In the contemporary milieu, the idea of being negative is either regarded as a destructive mentality or else defeatist fatalism. But, at least in passing shades, negative emotions can hold great power. There resides in negativity the seed of critical thought and a beneficial duty to engage with one’s internal feelings.

The Art of Negativity – On Rejecting Positive Thinking (2021) Enis Yucekoralp. The text draws a link between capitalism, positivity and the “Likes” which social media devices employ. There is a determinism at play in positivity… As if things would “get to” or need to “go towards” to exist or feel good to be meaningful! I’m reminded of a previous claim that bitterness is in fact an emotional response of class awareness #ॐ. This is framed in a sentence: “Judgmental bourgeois attitudes towards revolt and protest necessarily represent hegemonic support for the status quo”. The text brings forth a useful concept: “toxic positivity”, which is deployed to against the stagnative argument that “negative emotions are inherently ‘bad'”. The author identifies trades of “cultist optimism”, which approaches critical world-views as a sin. Also loving the critique of “wellness capitalism” (Yucekoralp is citing Audre Lorde).
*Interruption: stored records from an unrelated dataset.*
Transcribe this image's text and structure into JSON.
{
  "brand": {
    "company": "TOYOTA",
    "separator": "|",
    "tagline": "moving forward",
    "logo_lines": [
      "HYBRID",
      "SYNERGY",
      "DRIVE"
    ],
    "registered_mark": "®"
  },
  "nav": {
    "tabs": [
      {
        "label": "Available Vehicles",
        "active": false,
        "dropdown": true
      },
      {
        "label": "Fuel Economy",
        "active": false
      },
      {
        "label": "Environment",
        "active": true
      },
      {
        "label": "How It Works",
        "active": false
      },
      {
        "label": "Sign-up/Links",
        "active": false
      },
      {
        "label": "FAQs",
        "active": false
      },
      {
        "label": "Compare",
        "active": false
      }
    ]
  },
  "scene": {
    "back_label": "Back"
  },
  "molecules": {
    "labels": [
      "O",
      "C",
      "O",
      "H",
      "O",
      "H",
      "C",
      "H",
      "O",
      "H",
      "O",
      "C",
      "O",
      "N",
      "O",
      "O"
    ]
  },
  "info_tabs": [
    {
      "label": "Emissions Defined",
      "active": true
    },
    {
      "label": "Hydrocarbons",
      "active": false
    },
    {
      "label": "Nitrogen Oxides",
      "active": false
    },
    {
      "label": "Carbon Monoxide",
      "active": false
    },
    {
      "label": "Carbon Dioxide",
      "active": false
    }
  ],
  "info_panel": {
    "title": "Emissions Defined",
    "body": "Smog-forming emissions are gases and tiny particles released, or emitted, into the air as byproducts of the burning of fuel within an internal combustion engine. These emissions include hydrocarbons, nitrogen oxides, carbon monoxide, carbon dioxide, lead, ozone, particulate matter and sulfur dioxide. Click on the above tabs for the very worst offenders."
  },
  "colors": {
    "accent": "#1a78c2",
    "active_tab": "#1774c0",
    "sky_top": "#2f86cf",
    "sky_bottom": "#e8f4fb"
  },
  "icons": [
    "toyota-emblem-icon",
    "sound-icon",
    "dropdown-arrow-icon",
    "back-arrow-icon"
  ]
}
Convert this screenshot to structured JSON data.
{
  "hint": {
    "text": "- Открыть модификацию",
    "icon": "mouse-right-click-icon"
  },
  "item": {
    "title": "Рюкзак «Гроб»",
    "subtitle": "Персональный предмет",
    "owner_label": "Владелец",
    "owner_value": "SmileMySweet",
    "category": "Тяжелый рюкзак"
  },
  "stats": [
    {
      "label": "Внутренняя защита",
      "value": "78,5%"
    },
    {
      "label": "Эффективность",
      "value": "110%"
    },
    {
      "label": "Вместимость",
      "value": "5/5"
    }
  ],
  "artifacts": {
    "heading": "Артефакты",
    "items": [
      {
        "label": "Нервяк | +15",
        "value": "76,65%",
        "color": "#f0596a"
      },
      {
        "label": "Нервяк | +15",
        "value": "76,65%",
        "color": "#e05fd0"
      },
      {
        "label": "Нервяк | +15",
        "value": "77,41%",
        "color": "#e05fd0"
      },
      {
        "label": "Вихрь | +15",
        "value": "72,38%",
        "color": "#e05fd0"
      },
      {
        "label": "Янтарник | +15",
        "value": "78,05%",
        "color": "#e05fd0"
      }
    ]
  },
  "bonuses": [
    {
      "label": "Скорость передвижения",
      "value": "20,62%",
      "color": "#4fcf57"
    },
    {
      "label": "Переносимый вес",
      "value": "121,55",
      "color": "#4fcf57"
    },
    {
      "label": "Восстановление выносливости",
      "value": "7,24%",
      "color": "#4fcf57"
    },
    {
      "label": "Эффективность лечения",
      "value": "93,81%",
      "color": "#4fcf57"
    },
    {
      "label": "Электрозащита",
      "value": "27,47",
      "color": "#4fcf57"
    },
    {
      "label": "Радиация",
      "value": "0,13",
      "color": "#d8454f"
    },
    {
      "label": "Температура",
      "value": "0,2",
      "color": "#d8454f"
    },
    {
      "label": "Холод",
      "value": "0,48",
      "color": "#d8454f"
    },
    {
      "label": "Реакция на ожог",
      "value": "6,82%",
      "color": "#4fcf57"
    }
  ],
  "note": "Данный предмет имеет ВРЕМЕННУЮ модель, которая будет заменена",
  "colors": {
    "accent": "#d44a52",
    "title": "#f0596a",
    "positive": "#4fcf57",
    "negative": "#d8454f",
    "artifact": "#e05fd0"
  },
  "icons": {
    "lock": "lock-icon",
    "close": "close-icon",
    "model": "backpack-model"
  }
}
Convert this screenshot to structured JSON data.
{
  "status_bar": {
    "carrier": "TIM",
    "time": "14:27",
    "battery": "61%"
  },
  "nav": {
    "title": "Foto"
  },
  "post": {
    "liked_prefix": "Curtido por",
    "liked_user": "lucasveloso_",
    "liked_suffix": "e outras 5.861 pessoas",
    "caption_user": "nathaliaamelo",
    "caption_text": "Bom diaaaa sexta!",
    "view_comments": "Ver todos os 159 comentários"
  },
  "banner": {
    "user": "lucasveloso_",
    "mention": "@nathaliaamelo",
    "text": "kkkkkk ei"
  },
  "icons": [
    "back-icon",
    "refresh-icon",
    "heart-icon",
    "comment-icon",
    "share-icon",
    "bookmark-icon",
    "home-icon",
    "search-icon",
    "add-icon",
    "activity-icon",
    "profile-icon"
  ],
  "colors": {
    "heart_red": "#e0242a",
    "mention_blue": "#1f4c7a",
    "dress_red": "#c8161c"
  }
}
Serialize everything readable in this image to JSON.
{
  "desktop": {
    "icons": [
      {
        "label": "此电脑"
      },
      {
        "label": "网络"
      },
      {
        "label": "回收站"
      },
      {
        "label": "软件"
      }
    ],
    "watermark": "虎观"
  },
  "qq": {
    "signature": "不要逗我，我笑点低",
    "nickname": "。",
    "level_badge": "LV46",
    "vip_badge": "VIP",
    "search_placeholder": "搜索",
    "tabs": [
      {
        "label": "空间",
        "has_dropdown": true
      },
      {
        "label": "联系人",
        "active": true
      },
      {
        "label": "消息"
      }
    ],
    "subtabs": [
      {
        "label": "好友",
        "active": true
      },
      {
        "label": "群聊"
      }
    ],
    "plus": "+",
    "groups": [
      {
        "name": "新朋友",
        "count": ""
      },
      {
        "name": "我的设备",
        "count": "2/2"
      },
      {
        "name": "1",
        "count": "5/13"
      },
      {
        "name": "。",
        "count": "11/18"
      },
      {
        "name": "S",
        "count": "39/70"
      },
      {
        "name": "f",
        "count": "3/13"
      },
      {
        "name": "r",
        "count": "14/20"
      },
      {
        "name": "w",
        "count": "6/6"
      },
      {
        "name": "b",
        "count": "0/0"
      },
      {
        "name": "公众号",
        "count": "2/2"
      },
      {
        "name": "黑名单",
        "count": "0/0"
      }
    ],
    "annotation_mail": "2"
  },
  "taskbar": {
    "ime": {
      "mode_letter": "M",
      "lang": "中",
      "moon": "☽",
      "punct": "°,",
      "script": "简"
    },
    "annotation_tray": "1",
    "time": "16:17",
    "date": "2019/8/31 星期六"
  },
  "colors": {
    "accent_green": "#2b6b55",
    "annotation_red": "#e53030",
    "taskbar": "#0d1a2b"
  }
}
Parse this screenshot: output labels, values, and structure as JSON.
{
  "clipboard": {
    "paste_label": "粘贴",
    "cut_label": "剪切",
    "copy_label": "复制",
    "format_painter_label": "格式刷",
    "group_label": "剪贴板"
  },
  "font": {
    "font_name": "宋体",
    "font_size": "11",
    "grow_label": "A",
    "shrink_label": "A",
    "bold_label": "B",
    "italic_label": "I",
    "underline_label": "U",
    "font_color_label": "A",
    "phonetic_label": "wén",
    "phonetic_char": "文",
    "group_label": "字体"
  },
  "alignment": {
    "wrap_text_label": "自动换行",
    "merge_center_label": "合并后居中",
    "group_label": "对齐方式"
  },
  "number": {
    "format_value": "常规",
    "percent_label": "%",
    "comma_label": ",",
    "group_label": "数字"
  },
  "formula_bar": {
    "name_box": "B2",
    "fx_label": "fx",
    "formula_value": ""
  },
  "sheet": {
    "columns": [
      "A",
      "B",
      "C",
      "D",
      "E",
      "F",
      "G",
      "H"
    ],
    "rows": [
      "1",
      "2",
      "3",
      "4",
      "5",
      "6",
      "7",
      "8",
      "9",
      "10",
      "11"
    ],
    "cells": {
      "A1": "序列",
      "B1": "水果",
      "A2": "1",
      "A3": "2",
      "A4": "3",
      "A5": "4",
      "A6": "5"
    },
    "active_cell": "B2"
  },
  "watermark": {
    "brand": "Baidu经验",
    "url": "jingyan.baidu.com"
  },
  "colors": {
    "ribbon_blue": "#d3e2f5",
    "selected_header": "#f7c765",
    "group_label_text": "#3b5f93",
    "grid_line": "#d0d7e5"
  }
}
… the English Romantic poet John Keats formulated a concept, one which he termed ‘negative capability’. At root, it describes a propensity for living in the midst of mystery; or, more accurately, the power to accept enigmas and uncertainties with an open mind free from the imposition to hunt down order and clarity. His very use of ‘negative’ is not meant derogatively, but to represent absence in a more abstract sense – the positive potential of ‘being without’ something. In this case: knowledge or certainty.

Wellness capitalism is the symptom of a much more corrosive condition; as if more consumption were the answer to healing the wounds of capitalism. In reality, the promises of ‘mindfulness’, ‘positive mental attitude’ and ‘healthy living’ pledged by the industrial wellness complex are exposed as just one more arrow in the quiver of exploitation.

We should work to destroy ourselves nicely, not only to maintain the current but to destroy it! Authentic movement and authentic drunken slumber can possibly be equally healing. Authentic Drinking (or getting fucked up in other ways) was recently discussed with Leena and Heini.


An entertaining talk by Jaron Lanier How the Internet Failed and How to Recreate It (2018). Not digging the naturalist vs. political human rhetorical device but forgiving it thanks to an acute description of addictions in social media. They are asking journalist to quit social media, to step out of the loop of addictions in order to engage in candid discussions about big tech and how they seek to alter behaviour. Also digging the analysis that we are not witnessing an emergence of far right political power, we are witnessing the emergence of cranky old people who are fuelled by social media engagement algorithms (which reward rapid responses that biased comments provoke). Lanier argues that voters align with cranky political leaders because they feel humane and are provoked, mortal and moody just like the rest of us. The behaviouralism/algorithm link feels like an interesting trail to follow. Inspirational oversimplification: Algorithms impose a mechanical world-view. #ॐ